VIDEO INTERVIEW FROM CBS SPORTS
IRVING, Texas (AP) - Former St. John's standout Keegan Bradley won the Byron Nelson Championship for his first PGA Tour victory, parring the first hole of a playoff with Ryan Palmer on Sunday.
Bradley, the nephew of LPGA Tour great Pat Bradley, sank a 2-foot par putt at the 419-yard 18th hole in the playoff. Palmer's approach went into the water and he made a bogey with a 13-foot putt.
About an hour earlier, Bradley finished his closing round of 2-under 68 with a par at No. 18, dropping into a squat and hopping a few times in frustration when his 10-foot birdie chance slid by the hole.
Palmer (72) and Bradley finished at 3-under 277, the highest winning score on the PGA Tour this year. It was the fifth playoff in six weeks.
"I don't know what to say. I'm so happy, I can't believe this just happened," Bradley said. "This is a dream come true. I've waited for this my whole life."
The PGA Tour rookie's aunt won 31 tournaments, including six majors. The first victory for the Vermont native who played at St. John's came nine days before his 25th birthday.
On the 172-yard 17th hole, Bradley sank a 12-foot par-saving putt and responded with an emphatic fist pump.

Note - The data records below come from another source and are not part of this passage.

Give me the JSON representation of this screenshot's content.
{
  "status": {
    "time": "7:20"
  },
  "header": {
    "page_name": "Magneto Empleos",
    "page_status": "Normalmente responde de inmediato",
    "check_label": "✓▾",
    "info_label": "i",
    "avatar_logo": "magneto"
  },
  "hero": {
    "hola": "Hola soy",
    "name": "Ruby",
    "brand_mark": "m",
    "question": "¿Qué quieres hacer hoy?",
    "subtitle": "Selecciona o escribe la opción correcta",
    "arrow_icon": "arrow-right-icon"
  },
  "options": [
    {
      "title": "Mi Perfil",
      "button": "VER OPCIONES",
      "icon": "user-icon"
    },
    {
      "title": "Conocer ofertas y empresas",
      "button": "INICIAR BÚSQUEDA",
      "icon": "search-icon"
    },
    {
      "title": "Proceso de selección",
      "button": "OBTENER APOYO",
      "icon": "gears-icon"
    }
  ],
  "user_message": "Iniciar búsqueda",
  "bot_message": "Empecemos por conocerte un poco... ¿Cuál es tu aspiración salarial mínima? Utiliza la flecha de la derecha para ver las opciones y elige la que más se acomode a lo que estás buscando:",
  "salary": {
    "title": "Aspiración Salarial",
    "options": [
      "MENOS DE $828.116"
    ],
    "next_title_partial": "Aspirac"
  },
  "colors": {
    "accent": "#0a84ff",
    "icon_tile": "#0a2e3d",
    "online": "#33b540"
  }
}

After Bradley tapped in his par putt at No. 18, third-round leader Palmer was in one of the five groups still playing.
Bradley then sat for a few minutes before going to the practice range to prepare for a playoff that almost wasn't necessary for him to become the PGA Tour's sixth first-time winning this season.
Ryuji Imada (71) and Joe Ogilvie (70) finished a stroke back at 2 under. Imada bogeyed three of his last four holes after getting to 5 under.
Defending Nelson champion Jason Day (67) was fifth at 1 under. Only five players finished under par this week at TPC Four Seasons. There were brutal scoring conditions the last three days, particularly for both weekend rounds when the wind was sustained at 25 mph with gusts howling near 40.
It was the highest finishing score for the Nelson since the tournament moved to its current location in 1983.
After Palmer blasted from a greenside bunker to 3 feet for a birdie at the 523-yard 16th hole to get back to 3 under, he gave that stroke right back when he missed a 7-foot par putt at No. 17.
Palmer forced the playoff with a 6-foot birdie putt at No. 18, where there was only one other birdie all day. When the putt dropped, Palmer punched his right fist in the air and then raised both arms over his head.
Bradley and Palmer then played No. 18 again, both going way right with their tee shots to start the playoff.
Tournament volunteers quickly dismantled and moved a temporary lemonade stand to give Bradley a line of sight to the green and avoid the necessity for a drop.
Bradley's approach was dangerously close to sliding off the side of the green into the water, but stayed up. Palmer went in the same direction but his ball didn't stay dry.